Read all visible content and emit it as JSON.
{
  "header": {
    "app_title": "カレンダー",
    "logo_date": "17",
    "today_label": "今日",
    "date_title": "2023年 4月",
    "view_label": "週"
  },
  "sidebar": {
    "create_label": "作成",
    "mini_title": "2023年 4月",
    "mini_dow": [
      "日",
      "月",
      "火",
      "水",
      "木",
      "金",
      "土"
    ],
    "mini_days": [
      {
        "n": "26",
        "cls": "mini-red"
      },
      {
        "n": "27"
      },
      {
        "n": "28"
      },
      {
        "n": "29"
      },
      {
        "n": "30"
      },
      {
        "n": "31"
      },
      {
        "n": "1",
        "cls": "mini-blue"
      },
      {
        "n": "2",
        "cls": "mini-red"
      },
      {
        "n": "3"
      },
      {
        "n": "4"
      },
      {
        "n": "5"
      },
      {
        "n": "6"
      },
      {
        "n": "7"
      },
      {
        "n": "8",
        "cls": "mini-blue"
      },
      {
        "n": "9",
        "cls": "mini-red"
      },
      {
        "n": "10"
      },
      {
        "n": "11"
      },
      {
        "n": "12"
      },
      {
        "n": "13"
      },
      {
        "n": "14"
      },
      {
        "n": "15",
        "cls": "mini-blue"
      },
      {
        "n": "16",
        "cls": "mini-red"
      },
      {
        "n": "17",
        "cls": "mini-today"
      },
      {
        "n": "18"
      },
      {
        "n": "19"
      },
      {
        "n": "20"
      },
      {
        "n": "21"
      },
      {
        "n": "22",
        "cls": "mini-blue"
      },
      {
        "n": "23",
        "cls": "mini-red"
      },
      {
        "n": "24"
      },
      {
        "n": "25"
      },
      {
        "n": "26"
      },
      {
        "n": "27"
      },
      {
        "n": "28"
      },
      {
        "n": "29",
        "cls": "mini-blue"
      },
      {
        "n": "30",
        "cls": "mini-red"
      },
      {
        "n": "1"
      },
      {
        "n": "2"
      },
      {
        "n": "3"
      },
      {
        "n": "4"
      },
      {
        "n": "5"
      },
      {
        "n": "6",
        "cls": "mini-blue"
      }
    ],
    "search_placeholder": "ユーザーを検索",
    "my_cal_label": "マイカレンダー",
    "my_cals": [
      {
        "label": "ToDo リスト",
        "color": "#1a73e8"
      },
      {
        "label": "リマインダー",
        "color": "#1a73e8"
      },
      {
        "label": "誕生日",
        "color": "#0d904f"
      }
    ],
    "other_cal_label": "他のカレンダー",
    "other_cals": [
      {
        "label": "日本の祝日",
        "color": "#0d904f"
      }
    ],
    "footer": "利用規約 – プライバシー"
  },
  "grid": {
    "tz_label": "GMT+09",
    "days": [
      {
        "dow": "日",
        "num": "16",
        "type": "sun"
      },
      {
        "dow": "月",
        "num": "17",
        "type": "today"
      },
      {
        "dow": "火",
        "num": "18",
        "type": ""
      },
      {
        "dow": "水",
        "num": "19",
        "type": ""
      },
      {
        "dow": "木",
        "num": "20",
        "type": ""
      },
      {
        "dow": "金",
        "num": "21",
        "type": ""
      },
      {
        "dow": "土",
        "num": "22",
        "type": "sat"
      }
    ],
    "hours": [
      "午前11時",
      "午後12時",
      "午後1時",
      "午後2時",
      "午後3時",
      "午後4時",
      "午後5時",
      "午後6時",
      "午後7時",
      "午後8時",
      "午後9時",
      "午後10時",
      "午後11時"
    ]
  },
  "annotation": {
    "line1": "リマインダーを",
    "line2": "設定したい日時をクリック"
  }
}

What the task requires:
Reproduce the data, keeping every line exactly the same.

Written answer:
Read all visible content and emit it as JSON.
{
  "header": {
    "app_title": "カレンダー",
    "logo_date": "17",
    "today_label": "今日",
    "date_title": "2023年 4月",
    "view_label": "週"
  },
  "sidebar": {
    "create_label": "作成",
    "mini_title": "2023年 4月",
    "mini_dow": [
      "日",
      "月",
      "火",
      "水",
      "木",
      "金",
      "土"
    ],
    "mini_days": [
      {
        "n": "26",
        "cls": "mini-red"
      },
      {
        "n": "27"
      },
      {
        "n": "28"
      },
      {
        "n": "29"
      },
      {
        "n": "30"
      },
      {
        "n": "31"
      },
      {
        "n": "1",
        "cls": "mini-blue"
      },
      {
        "n": "2",
        "cls": "mini-red"
      },
      {
        "n": "3"
      },
      {
        "n": "4"
      },
      {
        "n": "5"
      },
      {
        "n": "6"
      },
      {
        "n": "7"
      },
      {
        "n": "8",
        "cls": "mini-blue"
      },
      {
        "n": "9",
        "cls": "mini-red"
      },
      {
        "n": "10"
      },
      {
        "n": "11"
      },
      {
        "n": "12"
      },
      {
        "n": "13"
      },
      {
        "n": "14"
      },
      {
        "n": "15",
        "cls": "mini-blue"
      },
      {
        "n": "16",
        "cls": "mini-red"
      },
      {
        "n": "17",
        "cls": "mini-today"
      },
      {
        "n": "18"
      },
      {
        "n": "19"
      },
      {
        "n": "20"
      },
      {
        "n": "21"
      },
      {
        "n": "22",
        "cls": "mini-blue"
      },
      {
        "n": "23",
        "cls": "mini-red"
      },
      {
        "n": "24"
      },
      {
        "n": "25"
      },
      {
        "n": "26"
      },
      {
        "n": "27"
      },
      {
        "n": "28"
      },
      {
        "n": "29",
        "cls": "mini-blue"
      },
      {
        "n": "30",
        "cls": "mini-red"
      },
      {
        "n": "1"
      },
      {
        "n": "2"
      },
      {
        "n": "3"
      },
      {
        "n": "4"
      },
      {
        "n": "5"
      },
      {
        "n": "6",
        "cls": "mini-blue"
      }
    ],
    "search_placeholder": "ユーザーを検索",
    "my_cal_label": "マイカレンダー",
    "my_cals": [
      {
        "label": "ToDo リスト",
        "color": "#1a73e8"
      },
      {
        "label": "リマインダー",
        "color": "#1a73e8"
      },
      {
        "label": "誕生日",
        "color": "#0d904f"
      }
    ],
    "other_cal_label": "他のカレンダー",
    "other_cals": [
      {
        "label": "日本の祝日",
        "color": "#0d904f"
      }
    ],
    "footer": "利用規約 – プライバシー"
  },
  "grid": {
    "tz_label": "GMT+09",
    "days": [
      {
        "dow": "日",
        "num": "16",
        "type": "sun"
      },
      {
        "dow": "月",
        "num": "17",
        "type": "today"
      },
      {
        "dow": "火",
        "num": "18",
        "type": ""
      },
      {
        "dow": "水",
        "num": "19",
        "type": ""
      },
      {
        "dow": "木",
        "num": "20",
        "type": ""
      },
      {
        "dow": "金",
        "num": "21",
        "type": ""
      },
      {
        "dow": "土",
        "num": "22",
        "type": "sat"
      }
    ],
    "hours": [
      "午前11時",
      "午後12時",
      "午後1時",
      "午後2時",
      "午後3時",
      "午後4時",
      "午後5時",
      "午後6時",
      "午後7時",
      "午後8時",
      "午後9時",
      "午後10時",
      "午後11時"
    ]
  },
  "annotation": {
    "line1": "リマインダーを",
    "line2": "設定したい日時をクリック"
  }
}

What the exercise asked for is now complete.